### What you are asked to do
Among the entries that follow, some lines contain the word "Learn". Show all of them.

......

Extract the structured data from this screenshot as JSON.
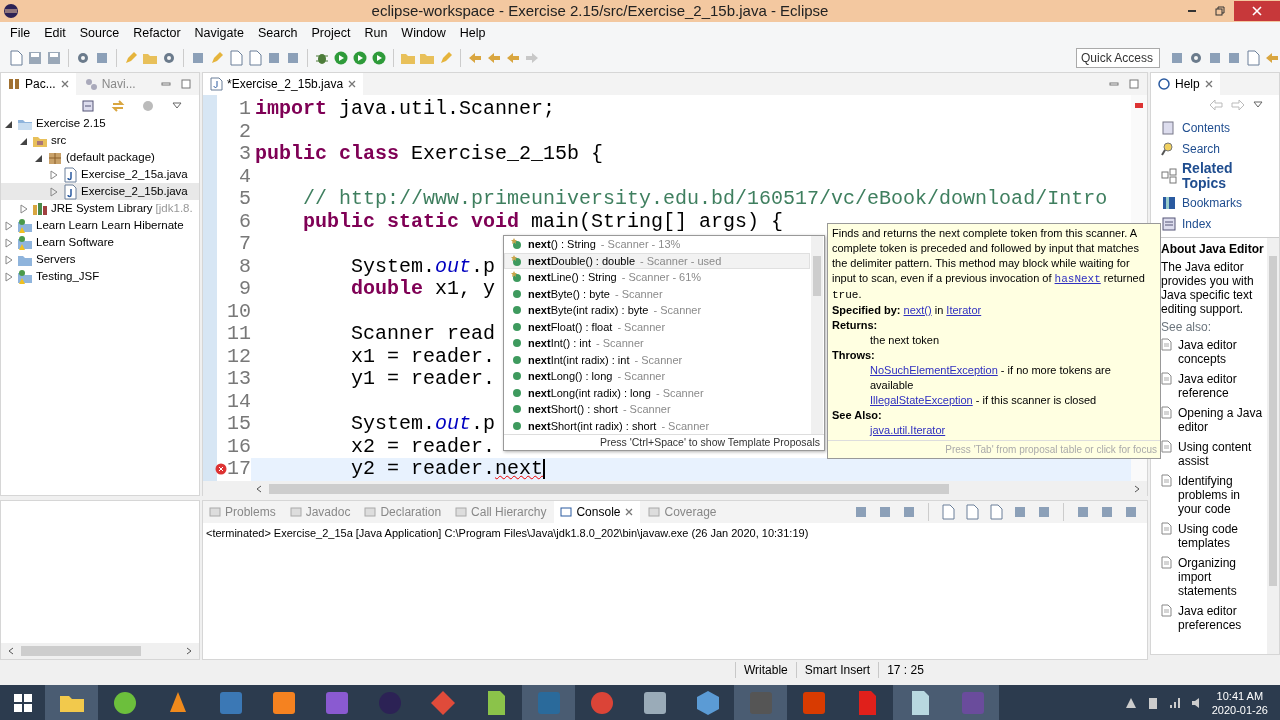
{
  "window": {
    "title": "eclipse-workspace - Exercise 2.15/src/Exercise_2_15b.java - Eclipse"
  },
  "menu": [
    "File",
    "Edit",
    "Source",
    "Refactor",
    "Navigate",
    "Search",
    "Project",
    "Run",
    "Window",
    "Help"
  ],
  "quick_access": {
    "placeholder": "Quick Access"
  },
  "explorer": {
    "tabs": [
      {
        "label": "Pac...",
        "selected": true
      },
      {
        "label": "Navi...",
        "selected": false
      }
    ],
    "tree": [
      {
        "label": "Exercise 2.15",
        "kind": "project",
        "expanded": true,
        "selected": false,
        "children": [
          {
            "label": "src",
            "kind": "folder",
            "expanded": true,
            "selected": false,
            "children": [
              {
                "label": "(default package)",
                "kind": "package",
                "expanded": true,
                "selected": false,
                "children": [
                  {
                    "label": "Exercise_2_15a.java",
                    "kind": "java",
                    "expanded": false,
                    "selected": false
                  },
                  {
                    "label": "Exercise_2_15b.java",
                    "kind": "java",
                    "expanded": false,
                    "selected": true
                  }
                ]
              }
            ]
          },
          {
            "label": "JRE System Library",
            "suffix": "[jdk1.8.",
            "kind": "library",
            "expanded": false,
            "selected": false
          }
        ]
      },
      {
        "label": "Learn Learn Learn Hibernate",
        "kind": "project_warn",
        "expanded": false,
        "selected": false
      },
      {
        "label": "Learn Software",
        "kind": "project_warn",
        "expanded": false,
        "selected": false
      },
      {
        "label": "Servers",
        "kind": "servers",
        "expanded": false,
        "selected": false
      },
      {
        "label": "Testing_JSF",
        "kind": "project_warn",
        "expanded": false,
        "selected": false
      }
    ]
  },
  "editor": {
    "tab": {
      "label": "*Exercise_2_15b.java",
      "selected": true
    },
    "lines": [
      {
        "number": "1",
        "tokens": [
          {
            "kind": "kw",
            "text": "import"
          },
          {
            "kind": "plain",
            "text": " java.util.Scanner;"
          }
        ]
      },
      {
        "number": "2"
      },
      {
        "number": "3",
        "tokens": [
          {
            "kind": "kw",
            "text": "public class"
          },
          {
            "kind": "plain",
            "text": " Exercise_2_15b {"
          }
        ]
      },
      {
        "number": "4"
      },
      {
        "number": "5",
        "tokens": [
          {
            "kind": "comment",
            "text": "    // http://www.primeuniversity.edu.bd/160517/vc/eBook/download/Intro"
          }
        ]
      },
      {
        "number": "6",
        "tokens": [
          {
            "kind": "kw",
            "text": "    public static void"
          },
          {
            "kind": "plain",
            "text": " main(String[] args) {"
          }
        ]
      },
      {
        "number": "7"
      },
      {
        "number": "8",
        "tokens": [
          {
            "kind": "plain",
            "text": "        System."
          },
          {
            "kind": "field",
            "text": "out"
          },
          {
            "kind": "plain",
            "text": ".p"
          }
        ]
      },
      {
        "number": "9",
        "tokens": [
          {
            "kind": "kw",
            "text": "        double"
          },
          {
            "kind": "plain",
            "text": " x1, y"
          }
        ]
      },
      {
        "number": "10"
      },
      {
        "number": "11",
        "tokens": [
          {
            "kind": "plain",
            "text": "        Scanner read"
          }
        ]
      },
      {
        "number": "12",
        "tokens": [
          {
            "kind": "plain",
            "text": "        x1 = reader."
          }
        ]
      },
      {
        "number": "13",
        "tokens": [
          {
            "kind": "plain",
            "text": "        y1 = reader."
          }
        ]
      },
      {
        "number": "14"
      },
      {
        "number": "15",
        "tokens": [
          {
            "kind": "plain",
            "text": "        System."
          },
          {
            "kind": "field",
            "text": "out"
          },
          {
            "kind": "plain",
            "text": ".p"
          }
        ]
      },
      {
        "number": "16",
        "tokens": [
          {
            "kind": "plain",
            "text": "        x2 = reader."
          }
        ]
      },
      {
        "number": "17",
        "current": true,
        "error": true,
        "tokens": [
          {
            "kind": "plain",
            "text": "        y2 = reader."
          },
          {
            "kind": "error",
            "text": "next"
          }
        ]
      }
    ]
  },
  "completion": {
    "items": [
      {
        "label": "**next**() : String",
        "detail": " - Scanner - 13%",
        "kind": "recommended",
        "selected": false
      },
      {
        "label": "**next**Double() : double",
        "detail": " - Scanner - used",
        "kind": "recommended",
        "selected": true
      },
      {
        "label": "**next**Line() : String",
        "detail": " - Scanner - 61%",
        "kind": "recommended",
        "selected": false
      },
      {
        "label": "**next**Byte() : byte",
        "detail": " - Scanner",
        "kind": "method",
        "selected": false
      },
      {
        "label": "**next**Byte(int radix) : byte",
        "detail": " - Scanner",
        "kind": "method",
        "selected": false
      },
      {
        "label": "**next**Float() : float",
        "detail": " - Scanner",
        "kind": "method",
        "selected": false
      },
      {
        "label": "**next**Int() : int",
        "detail": " - Scanner",
        "kind": "method",
        "selected": false
      },
      {
        "label": "**next**Int(int radix) : int",
        "detail": " - Scanner",
        "kind": "method",
        "selected": false
      },
      {
        "label": "**next**Long() : long",
        "detail": " - Scanner",
        "kind": "method",
        "selected": false
      },
      {
        "label": "**next**Long(int radix) : long",
        "detail": " - Scanner",
        "kind": "method",
        "selected": false
      },
      {
        "label": "**next**Short() : short",
        "detail": " - Scanner",
        "kind": "method",
        "selected": false
      },
      {
        "label": "**next**Short(int radix) : short",
        "detail": " - Scanner",
        "kind": "method",
        "selected": false
      }
    ],
    "footer": "Press 'Ctrl+Space' to show Template Proposals"
  },
  "javadoc": {
    "description": [
      {
        "kind": "text",
        "text": "Finds and returns the next complete token from this scanner. A complete token is preceded and followed by input that matches the delimiter pattern. This method may block while waiting for input to scan, even if a previous invocation of "
      },
      {
        "kind": "code_link",
        "text": "hasNext"
      },
      {
        "kind": "text",
        "text": " returned "
      },
      {
        "kind": "code",
        "text": "true"
      },
      {
        "kind": "text",
        "text": "."
      }
    ],
    "sections": [
      {
        "heading": "Specified by:",
        "kind": "inline",
        "entries": [
          [
            {
              "kind": "link",
              "text": "next()"
            },
            {
              "kind": "text",
              "text": " in "
            },
            {
              "kind": "link",
              "text": "Iterator"
            }
          ]
        ]
      },
      {
        "heading": "Returns:",
        "kind": "block",
        "entries": [
          [
            {
              "kind": "text",
              "text": "the next token"
            }
          ]
        ]
      },
      {
        "heading": "Throws:",
        "kind": "block",
        "entries": [
          [
            {
              "kind": "link",
              "text": "NoSuchElementException"
            },
            {
              "kind": "text",
              "text": " - if no more tokens are available"
            }
          ],
          [
            {
              "kind": "link",
              "text": "IllegalStateException"
            },
            {
              "kind": "text",
              "text": " - if this scanner is closed"
            }
          ]
        ]
      },
      {
        "heading": "See Also:",
        "kind": "block",
        "entries": [
          [
            {
              "kind": "link",
              "text": "java.util.Iterator"
            }
          ]
        ]
      }
    ],
    "footer": "Press 'Tab' from proposal table or click for focus"
  },
  "help": {
    "tab": "Help",
    "nav": [
      {
        "label": "Contents",
        "kind": "contents",
        "selected": false
      },
      {
        "label": "Search",
        "kind": "search",
        "selected": false
      },
      {
        "label": "Related Topics",
        "kind": "related",
        "selected": true
      },
      {
        "label": "Bookmarks",
        "kind": "bookmarks",
        "selected": false
      },
      {
        "label": "Index",
        "kind": "index",
        "selected": false
      }
    ],
    "title": "About Java Editor",
    "text": "The Java editor provides you with Java specific text editing support.",
    "see_also": "See also:",
    "links": [
      "Java editor concepts",
      "Java editor reference",
      "Opening a Java editor",
      "Using content assist",
      "Identifying problems in your code",
      "Using code templates",
      "Organizing import statements",
      "Java editor preferences"
    ]
  },
  "console": {
    "tabs": [
      {
        "label": "Problems",
        "selected": false
      },
      {
        "label": "Javadoc",
        "selected": false
      },
      {
        "label": "Declaration",
        "selected": false
      },
      {
        "label": "Call Hierarchy",
        "selected": false
      },
      {
        "label": "Console",
        "selected": true
      },
      {
        "label": "Coverage",
        "selected": false
      }
    ],
    "line": "<terminated> Exercise_2_15a [Java Application] C:\\Program Files\\Java\\jdk1.8.0_202\\bin\\javaw.exe (26 Jan 2020, 10:31:19)"
  },
  "status_bar": [
    "Writable",
    "Smart Insert",
    "17 : 25"
  ],
  "taskbar": {
    "apps": [
      {
        "kind": "folder",
        "color": "#f2c94c",
        "running": true
      },
      {
        "kind": "circle",
        "color": "#6cbf3c",
        "running": false
      },
      {
        "kind": "cone",
        "color": "#f08a1c",
        "running": false
      },
      {
        "kind": "square",
        "color": "#3b78b5",
        "running": false
      },
      {
        "kind": "square",
        "color": "#f58220",
        "running": false
      },
      {
        "kind": "square",
        "color": "#8a5ad1",
        "running": false
      },
      {
        "kind": "circle",
        "color": "#2c2255",
        "running": false
      },
      {
        "kind": "diamond",
        "color": "#e04b3a",
        "running": false
      },
      {
        "kind": "page",
        "color": "#8bc34a",
        "running": false
      },
      {
        "kind": "square",
        "color": "#2a6a9b",
        "running": true
      },
      {
        "kind": "circle",
        "color": "#db4437",
        "running": false
      },
      {
        "kind": "square",
        "color": "#9aabb8",
        "running": false
      },
      {
        "kind": "cube",
        "color": "#5b9bd5",
        "running": false
      },
      {
        "kind": "square",
        "color": "#555555",
        "running": true
      },
      {
        "kind": "square",
        "color": "#d83b01",
        "running": false
      },
      {
        "kind": "page",
        "color": "#e0201b",
        "running": false
      },
      {
        "kind": "page",
        "color": "#b8d8e0",
        "running": true
      },
      {
        "kind": "square",
        "color": "#6a4c9c",
        "running": true
      }
    ],
    "time": "10:41 AM",
    "date": "2020-01-26"
  }
}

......

### Response to this task
        "label": "Learn Learn Learn Hibernate",
        "label": "Learn Software",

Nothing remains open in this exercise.